The District of Columbia's historic preservation program is "in disarray" and its management is "inept," the outgoing chairman of the city advisory board that oversees preservation activities in Washington said yesterday.

"The D.C. government seems to be engaged in a deliberate effort to deny the citizens of Washington the benefits of the District's Historic Preservation Law," said J. Ernest E. Harper, chairman of the Joint Committee on Landmarks, at a press conference yesterday.

"To say that the D.C. preservation program is in disarray is an understatement, and to characterize the management of its preservation office as anything but inept would be inaccurate," Harper said. If the problems are not corrected, he warned, the D.C. government may lose permanent federal government certification of its preservation program. National Park Service representatives contacted yesterday discounted that possibility.

Harper said that Mayor Marion Barry "hasn't given any attention to historic preservation that can be seen as creditable."

Barry should replace the chief of the D.C. Historic Preservation Office, Lucy Franklin, in order to remedy "the impossible management situation" that now exists, Harper also said.

Barry named Harper to the Joint Committee in 1980. Harper was elected chairman in both 1982 and 1983.

On May 9, Barry nominated 11 persons to a new board that will take over nearly all the responsibilities of the joint committee. Harper was not nominated to the new board.

Earlier this year, the National Park Service suspended its approval of the city's historic preservation program because of "longstanding budgetary and staffing problems," according to a March 31 letter from the federal agency to district officials.

Following Barry's nomination of the new historic preservation review board members, the Park Service partially lifted its suspension. The city and the Park Service have been working to resolve the remaining problems, which involve the failure of the D.C. Historic Preservation Office to fully account for its use of federal funds provided to the city for historic preservation activities.

Last month, the D.C. auditor, at the request of City Council member John Wilson (D-Ward 2), began a broad investigation into the management of the preservation program. The bulk of that agency's work should be completed this month, Auditor Otis Troupe has said.

On April 1, the preservation office was transferred from the D.C. Department of Housing and Community Development to the new Department of Consumer and Regulatory Affairs.
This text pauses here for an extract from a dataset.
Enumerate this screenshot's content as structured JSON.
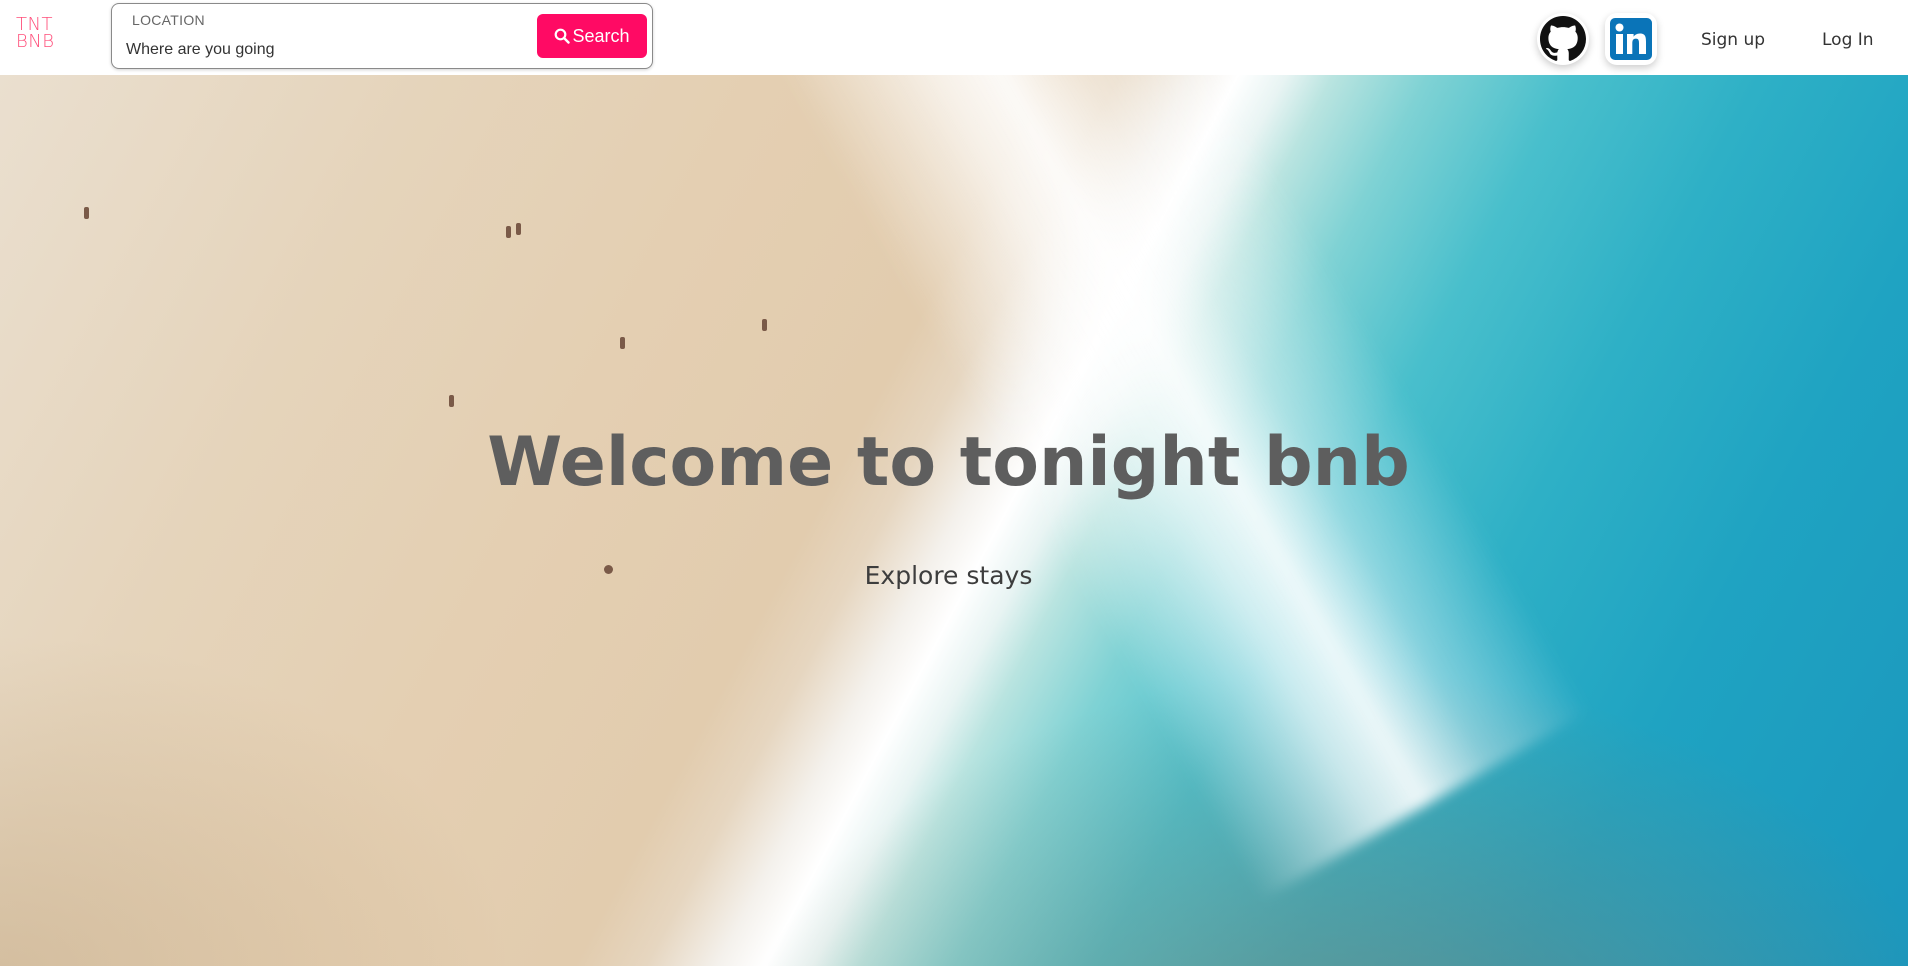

The director of that department, Carol Thompson, has said that a number of steps have been taken to correct past deficiencies with the preservation office.

"My position remains the same," Thompson said yesterday. "Yes, we've had some problems with the preservation program, but we're moving to resolve them."